> [Work required] Search the records below for the word "Michael" and show every line where it occurs.

-- Records supplied follows --

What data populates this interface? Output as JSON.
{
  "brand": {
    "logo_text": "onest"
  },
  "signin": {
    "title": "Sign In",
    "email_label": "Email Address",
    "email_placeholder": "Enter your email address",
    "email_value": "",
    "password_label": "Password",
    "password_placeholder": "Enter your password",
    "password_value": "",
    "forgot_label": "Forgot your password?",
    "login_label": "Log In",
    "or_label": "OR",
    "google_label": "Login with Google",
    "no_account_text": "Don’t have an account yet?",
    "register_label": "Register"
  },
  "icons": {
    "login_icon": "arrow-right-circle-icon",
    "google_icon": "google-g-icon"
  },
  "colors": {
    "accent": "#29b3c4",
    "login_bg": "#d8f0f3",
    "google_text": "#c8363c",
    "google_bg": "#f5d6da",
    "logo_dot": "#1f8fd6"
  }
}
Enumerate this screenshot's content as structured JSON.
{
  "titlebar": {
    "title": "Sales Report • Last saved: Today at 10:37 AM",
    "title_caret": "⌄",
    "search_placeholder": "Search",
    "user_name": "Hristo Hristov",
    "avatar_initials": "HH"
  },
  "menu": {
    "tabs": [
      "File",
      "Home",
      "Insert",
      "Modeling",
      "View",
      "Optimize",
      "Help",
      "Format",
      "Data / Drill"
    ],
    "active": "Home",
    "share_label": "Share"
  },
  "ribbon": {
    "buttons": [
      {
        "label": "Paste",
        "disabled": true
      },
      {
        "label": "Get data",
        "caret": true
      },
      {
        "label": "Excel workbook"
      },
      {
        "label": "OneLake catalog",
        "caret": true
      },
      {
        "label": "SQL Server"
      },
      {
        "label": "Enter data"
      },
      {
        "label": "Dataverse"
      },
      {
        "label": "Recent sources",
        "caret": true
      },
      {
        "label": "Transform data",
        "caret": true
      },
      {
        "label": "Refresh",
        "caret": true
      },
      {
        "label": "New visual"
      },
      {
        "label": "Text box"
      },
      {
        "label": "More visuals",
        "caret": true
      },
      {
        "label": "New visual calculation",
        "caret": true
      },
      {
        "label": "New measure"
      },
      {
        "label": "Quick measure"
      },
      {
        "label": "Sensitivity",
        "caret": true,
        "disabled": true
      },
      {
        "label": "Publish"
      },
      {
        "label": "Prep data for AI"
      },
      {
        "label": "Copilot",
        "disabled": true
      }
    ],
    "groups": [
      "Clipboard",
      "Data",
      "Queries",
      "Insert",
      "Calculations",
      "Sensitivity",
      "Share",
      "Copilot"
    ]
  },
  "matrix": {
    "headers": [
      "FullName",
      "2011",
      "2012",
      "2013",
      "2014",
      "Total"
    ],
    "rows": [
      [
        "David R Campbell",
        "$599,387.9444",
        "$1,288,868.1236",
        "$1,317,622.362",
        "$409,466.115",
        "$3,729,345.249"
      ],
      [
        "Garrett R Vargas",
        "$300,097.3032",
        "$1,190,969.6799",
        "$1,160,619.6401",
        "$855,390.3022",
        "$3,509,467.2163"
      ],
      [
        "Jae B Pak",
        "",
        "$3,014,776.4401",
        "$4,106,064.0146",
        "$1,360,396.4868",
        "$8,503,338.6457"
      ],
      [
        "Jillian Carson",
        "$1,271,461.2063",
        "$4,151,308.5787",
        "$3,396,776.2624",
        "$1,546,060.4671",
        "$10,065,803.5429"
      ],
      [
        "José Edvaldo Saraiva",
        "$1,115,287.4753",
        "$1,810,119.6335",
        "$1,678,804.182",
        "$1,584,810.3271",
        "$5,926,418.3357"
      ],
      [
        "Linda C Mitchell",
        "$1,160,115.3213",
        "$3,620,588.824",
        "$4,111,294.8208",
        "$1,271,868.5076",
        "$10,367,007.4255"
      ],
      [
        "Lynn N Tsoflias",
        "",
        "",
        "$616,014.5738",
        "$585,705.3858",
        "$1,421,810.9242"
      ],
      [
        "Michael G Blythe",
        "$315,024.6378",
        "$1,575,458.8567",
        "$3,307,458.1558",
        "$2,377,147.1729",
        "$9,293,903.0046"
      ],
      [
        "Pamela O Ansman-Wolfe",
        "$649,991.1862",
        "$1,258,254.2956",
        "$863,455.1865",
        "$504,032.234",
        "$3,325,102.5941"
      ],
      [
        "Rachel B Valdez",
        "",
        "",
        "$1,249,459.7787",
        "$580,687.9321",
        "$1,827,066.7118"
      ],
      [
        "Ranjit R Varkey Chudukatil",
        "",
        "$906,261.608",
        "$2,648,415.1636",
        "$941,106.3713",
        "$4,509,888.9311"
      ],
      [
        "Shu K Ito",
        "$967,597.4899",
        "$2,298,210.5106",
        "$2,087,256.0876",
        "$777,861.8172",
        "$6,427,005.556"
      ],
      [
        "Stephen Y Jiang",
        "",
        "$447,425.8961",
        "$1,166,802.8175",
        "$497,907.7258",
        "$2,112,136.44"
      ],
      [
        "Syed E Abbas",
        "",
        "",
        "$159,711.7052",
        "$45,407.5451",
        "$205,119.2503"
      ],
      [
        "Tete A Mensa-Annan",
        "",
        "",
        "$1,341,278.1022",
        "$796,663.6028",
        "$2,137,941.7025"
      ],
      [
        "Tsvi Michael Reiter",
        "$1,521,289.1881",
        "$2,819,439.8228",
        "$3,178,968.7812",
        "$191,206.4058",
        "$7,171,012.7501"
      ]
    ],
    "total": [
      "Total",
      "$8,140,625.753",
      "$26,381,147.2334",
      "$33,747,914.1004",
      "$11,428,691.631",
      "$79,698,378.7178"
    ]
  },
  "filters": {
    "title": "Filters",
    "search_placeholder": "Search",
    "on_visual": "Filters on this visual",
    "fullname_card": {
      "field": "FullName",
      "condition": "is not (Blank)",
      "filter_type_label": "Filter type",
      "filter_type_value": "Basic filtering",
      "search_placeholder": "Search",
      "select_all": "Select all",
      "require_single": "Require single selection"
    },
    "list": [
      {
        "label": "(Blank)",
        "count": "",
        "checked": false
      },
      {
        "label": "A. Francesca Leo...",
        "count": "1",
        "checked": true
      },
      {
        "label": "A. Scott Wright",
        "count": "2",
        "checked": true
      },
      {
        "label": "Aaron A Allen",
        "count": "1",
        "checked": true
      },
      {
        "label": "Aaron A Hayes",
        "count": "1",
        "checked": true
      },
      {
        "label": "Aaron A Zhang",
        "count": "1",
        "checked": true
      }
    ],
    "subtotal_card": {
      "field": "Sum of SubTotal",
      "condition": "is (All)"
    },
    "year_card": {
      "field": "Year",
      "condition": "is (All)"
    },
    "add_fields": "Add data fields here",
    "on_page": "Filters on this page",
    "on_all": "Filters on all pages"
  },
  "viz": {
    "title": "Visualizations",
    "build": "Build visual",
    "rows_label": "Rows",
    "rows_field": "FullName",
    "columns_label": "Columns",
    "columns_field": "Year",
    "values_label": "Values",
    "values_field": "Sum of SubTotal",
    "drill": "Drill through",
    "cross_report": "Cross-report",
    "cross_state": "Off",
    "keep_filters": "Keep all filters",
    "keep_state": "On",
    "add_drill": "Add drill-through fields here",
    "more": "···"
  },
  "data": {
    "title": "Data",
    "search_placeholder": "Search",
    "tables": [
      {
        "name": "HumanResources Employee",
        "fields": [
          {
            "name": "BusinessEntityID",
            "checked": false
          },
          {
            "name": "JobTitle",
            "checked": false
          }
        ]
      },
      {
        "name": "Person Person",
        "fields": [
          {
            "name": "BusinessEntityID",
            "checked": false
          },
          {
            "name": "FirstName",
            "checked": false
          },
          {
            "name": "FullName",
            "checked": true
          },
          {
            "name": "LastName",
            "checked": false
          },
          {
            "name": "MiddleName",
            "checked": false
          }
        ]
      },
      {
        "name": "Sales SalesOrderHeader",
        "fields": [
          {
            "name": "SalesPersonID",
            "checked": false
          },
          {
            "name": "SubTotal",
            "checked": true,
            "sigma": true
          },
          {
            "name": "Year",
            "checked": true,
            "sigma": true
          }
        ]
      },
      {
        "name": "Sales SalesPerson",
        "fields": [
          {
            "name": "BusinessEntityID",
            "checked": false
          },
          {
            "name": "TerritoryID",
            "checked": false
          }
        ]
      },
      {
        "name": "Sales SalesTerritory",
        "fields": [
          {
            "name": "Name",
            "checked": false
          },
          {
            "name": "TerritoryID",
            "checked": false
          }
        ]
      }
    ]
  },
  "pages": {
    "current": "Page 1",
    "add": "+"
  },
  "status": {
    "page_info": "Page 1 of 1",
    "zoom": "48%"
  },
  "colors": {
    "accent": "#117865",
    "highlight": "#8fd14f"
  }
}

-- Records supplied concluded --

> [Your solution]
        "Michael G Blythe",
        "Tsvi Michael Reiter",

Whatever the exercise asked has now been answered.